[Excerpts from an interface dataset]
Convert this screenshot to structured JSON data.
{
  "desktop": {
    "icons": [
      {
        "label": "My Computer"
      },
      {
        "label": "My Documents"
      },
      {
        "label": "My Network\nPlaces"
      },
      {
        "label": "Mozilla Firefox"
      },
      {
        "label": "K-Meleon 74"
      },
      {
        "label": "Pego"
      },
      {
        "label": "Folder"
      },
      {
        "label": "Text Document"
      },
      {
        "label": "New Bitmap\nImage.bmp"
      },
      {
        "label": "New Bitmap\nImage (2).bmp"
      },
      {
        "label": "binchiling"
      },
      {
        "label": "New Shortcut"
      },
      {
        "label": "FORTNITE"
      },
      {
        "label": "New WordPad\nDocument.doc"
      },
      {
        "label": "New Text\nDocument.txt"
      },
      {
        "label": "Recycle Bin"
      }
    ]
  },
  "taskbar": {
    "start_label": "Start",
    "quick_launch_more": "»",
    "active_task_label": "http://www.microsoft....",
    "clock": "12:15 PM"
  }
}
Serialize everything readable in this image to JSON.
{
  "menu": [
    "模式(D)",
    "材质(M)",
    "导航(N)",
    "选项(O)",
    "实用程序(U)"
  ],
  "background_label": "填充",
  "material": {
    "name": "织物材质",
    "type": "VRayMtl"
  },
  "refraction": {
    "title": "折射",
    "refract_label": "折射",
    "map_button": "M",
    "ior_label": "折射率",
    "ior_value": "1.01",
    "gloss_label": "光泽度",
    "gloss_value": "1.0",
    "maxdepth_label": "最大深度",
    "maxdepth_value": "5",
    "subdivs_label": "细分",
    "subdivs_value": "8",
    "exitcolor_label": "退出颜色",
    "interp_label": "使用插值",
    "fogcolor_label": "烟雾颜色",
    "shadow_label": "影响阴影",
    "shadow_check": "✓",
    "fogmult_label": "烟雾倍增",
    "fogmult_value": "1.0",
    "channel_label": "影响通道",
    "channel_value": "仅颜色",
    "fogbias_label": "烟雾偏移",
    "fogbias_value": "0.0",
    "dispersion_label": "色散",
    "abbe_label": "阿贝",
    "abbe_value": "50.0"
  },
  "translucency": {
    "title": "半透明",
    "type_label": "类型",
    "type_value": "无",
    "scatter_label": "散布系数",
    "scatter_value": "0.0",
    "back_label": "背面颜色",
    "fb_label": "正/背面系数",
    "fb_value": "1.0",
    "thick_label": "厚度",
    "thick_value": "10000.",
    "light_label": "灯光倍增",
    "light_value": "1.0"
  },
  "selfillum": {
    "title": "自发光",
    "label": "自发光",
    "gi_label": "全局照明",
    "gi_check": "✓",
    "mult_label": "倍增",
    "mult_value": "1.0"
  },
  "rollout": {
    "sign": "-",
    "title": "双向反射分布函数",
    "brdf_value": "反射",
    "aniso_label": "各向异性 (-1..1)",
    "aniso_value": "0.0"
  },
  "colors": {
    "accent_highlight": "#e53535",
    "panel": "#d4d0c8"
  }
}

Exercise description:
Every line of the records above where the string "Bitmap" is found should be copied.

Result of the exercise:
        "label": "New Bitmap\nImage.bmp"
        "label": "New Bitmap\nImage (2).bmp"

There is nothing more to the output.